Problem statement - Return the data below unaltered, but strip out the pictures.

Data for analysis Block Start

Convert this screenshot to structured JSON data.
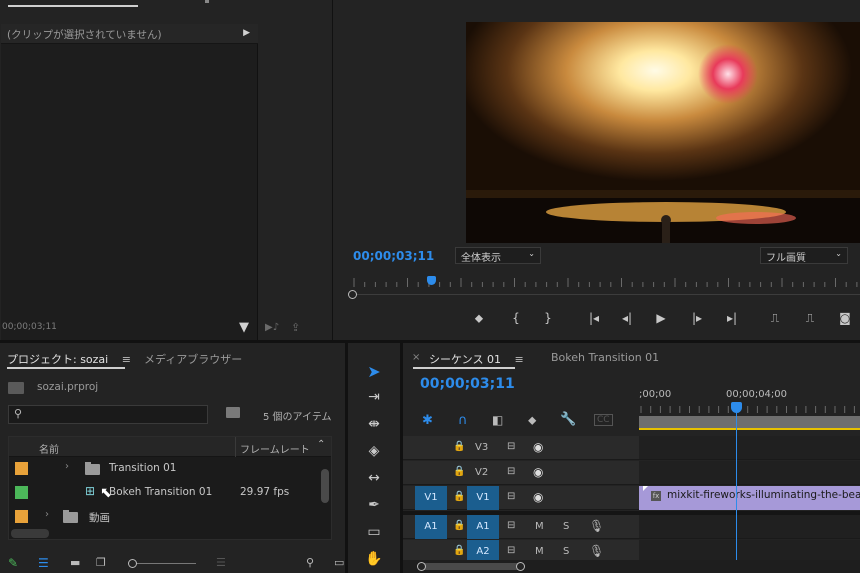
{
  "source": {
    "clip_header": "(クリップが選択されていません)",
    "timecode": "00;00;03;11"
  },
  "program": {
    "timecode": "00;00;03;11",
    "zoom": "全体表示",
    "quality": "フル画質"
  },
  "project": {
    "tab": "プロジェクト: sozai",
    "media_tab": "メディアブラウザー",
    "file": "sozai.prproj",
    "item_count": "5 個のアイテム",
    "col_name": "名前",
    "col_fps": "フレームレート",
    "items": [
      {
        "name": "Transition 01",
        "fps": "",
        "color": "#e8a23a"
      },
      {
        "name": "Bokeh Transition 01",
        "fps": "29.97 fps",
        "color": "#4cb85a"
      },
      {
        "name": "動画",
        "fps": "",
        "color": "#e8a23a"
      }
    ]
  },
  "timeline": {
    "seq_tab": "シーケンス 01",
    "other_tab": "Bokeh Transition 01",
    "timecode": "00;00;03;11",
    "ruler_labels": [
      ";00;00",
      "00;00;04;00"
    ],
    "tracks": [
      {
        "src": "",
        "name": "V3"
      },
      {
        "src": "",
        "name": "V2"
      },
      {
        "src": "V1",
        "name": "V1"
      },
      {
        "src": "A1",
        "name": "A1"
      },
      {
        "src": "",
        "name": "A2"
      }
    ],
    "mute": "M",
    "solo": "S",
    "clip_name": "mixkit-fireworks-illuminating-the-beach"
  }
}
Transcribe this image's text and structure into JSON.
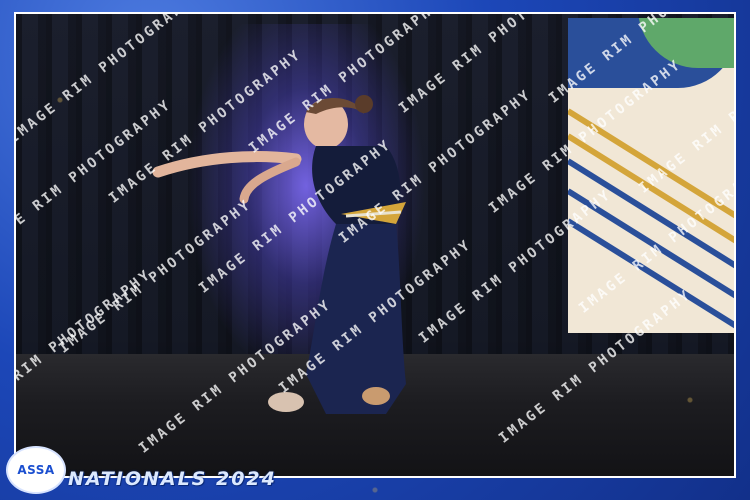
{
  "logo": {
    "text": "ASSA"
  },
  "event_title": "NATIONALS 2024",
  "watermark": {
    "text": "IMAGE RIM PHOTOGRAPHY"
  },
  "colors": {
    "frame": "#1c47b8",
    "spotlight": "#6b5cff",
    "banner_blue": "#2a4f9a",
    "banner_green": "#5fa86a",
    "banner_gold": "#d4a53a"
  }
}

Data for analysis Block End

Expected output -
Convert this screenshot to structured JSON data.
{
  "source": {
    "clip_header": "(クリップが選択されていません)",
    "timecode": "00;00;03;11"
  },
  "program": {
    "timecode": "00;00;03;11",
    "zoom": "全体表示",
    "quality": "フル画質"
  },
  "project": {
    "tab": "プロジェクト: sozai",
    "media_tab": "メディアブラウザー",
    "file": "sozai.prproj",
    "item_count": "5 個のアイテム",
    "col_name": "名前",
    "col_fps": "フレームレート",
    "items": [
      {
        "name": "Transition 01",
        "fps": "",
        "color": "#e8a23a"
      },
      {
        "name": "Bokeh Transition 01",
        "fps": "29.97 fps",
        "color": "#4cb85a"
      },
      {
        "name": "動画",
        "fps": "",
        "color": "#e8a23a"
      }
    ]
  },
  "timeline": {
    "seq_tab": "シーケンス 01",
    "other_tab": "Bokeh Transition 01",
    "timecode": "00;00;03;11",
    "ruler_labels": [
      ";00;00",
      "00;00;04;00"
    ],
    "tracks": [
      {
        "src": "",
        "name": "V3"
      },
      {
        "src": "",
        "name": "V2"
      },
      {
        "src": "V1",
        "name": "V1"
      },
      {
        "src": "A1",
        "name": "A1"
      },
      {
        "src": "",
        "name": "A2"
      }
    ],
    "mute": "M",
    "solo": "S",
    "clip_name": "mixkit-fireworks-illuminating-the-beach"
  }
}
Transcribe this image's text and structure into JSON.
{
  "logo": {
    "text": "ASSA"
  },
  "event_title": "NATIONALS 2024",
  "watermark": {
    "text": "IMAGE RIM PHOTOGRAPHY"
  },
  "colors": {
    "frame": "#1c47b8",
    "spotlight": "#6b5cff",
    "banner_blue": "#2a4f9a",
    "banner_green": "#5fa86a",
    "banner_gold": "#d4a53a"
  }
}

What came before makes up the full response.